This case report describes the esthetic rehabilitation of a 13-year-old girl presenting with non-syndromic oligodontia, who had compromised esthetics, occlusal function, development, and retarded skeletal growth. The esthetic rehabilitation was completed with direct composite restoration using thermoformed templates along with reinforced polyethylene fibers. The present technique is a viable alternative to reestablish the masticatory function, esthetics with improved self-esteem.

Keywords Composite restoration, oligodontia, reinforced polyethylene fibers, thermoformed template

How to cite this article: Poornima P, Bajaj M, Bharath KP, Nagaveni NB. Esthetic rehabilitation of non-syndromic oligodontia: An innovative approach.

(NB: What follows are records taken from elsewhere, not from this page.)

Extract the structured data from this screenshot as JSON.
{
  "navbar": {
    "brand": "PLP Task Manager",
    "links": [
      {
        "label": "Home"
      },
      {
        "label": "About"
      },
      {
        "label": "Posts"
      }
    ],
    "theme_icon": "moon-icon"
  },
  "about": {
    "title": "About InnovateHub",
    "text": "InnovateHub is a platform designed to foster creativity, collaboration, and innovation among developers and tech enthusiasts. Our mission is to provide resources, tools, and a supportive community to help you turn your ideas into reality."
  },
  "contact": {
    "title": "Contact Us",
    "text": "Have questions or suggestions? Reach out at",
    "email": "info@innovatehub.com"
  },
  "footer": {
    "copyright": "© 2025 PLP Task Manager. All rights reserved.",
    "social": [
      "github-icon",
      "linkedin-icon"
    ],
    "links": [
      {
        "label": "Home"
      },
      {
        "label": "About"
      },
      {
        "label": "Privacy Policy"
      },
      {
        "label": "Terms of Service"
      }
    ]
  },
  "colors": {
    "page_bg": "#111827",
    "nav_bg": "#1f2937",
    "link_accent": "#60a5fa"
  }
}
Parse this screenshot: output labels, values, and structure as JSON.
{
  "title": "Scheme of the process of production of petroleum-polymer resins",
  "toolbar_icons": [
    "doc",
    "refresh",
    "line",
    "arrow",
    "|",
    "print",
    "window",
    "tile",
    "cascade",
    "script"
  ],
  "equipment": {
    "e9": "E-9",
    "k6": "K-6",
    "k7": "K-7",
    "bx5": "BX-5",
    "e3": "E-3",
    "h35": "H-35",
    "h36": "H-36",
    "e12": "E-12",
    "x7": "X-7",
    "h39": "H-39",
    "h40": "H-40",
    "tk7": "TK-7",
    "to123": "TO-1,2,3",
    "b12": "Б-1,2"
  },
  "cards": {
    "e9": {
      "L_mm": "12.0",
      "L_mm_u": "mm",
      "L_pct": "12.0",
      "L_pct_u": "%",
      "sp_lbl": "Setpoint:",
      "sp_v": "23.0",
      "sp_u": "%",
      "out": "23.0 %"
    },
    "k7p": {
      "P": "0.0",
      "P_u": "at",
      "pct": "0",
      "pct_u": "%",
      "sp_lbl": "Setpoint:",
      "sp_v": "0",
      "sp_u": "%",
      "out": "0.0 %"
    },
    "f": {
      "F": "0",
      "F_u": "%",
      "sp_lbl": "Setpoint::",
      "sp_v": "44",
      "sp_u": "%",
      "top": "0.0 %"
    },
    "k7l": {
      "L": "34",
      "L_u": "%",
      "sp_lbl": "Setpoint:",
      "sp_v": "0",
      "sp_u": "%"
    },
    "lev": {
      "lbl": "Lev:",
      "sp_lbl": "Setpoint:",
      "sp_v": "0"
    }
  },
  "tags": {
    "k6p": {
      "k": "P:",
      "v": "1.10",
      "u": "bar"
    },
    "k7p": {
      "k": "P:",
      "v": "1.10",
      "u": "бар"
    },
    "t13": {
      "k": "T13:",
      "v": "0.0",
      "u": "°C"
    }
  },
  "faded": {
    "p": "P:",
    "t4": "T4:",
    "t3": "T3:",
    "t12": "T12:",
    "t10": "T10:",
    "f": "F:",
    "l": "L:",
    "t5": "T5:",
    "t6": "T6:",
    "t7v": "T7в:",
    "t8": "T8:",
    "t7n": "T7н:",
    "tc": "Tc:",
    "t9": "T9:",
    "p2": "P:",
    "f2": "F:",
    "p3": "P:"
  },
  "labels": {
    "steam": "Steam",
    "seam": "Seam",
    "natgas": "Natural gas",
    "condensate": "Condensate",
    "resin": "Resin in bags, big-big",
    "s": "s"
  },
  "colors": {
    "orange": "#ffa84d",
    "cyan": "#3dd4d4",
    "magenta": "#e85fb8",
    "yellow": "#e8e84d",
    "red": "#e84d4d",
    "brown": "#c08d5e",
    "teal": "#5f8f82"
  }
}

J Adv Clin Res Insights 2015;2:184-188.

Received 02 May 2015;
Accepted 20 June 2015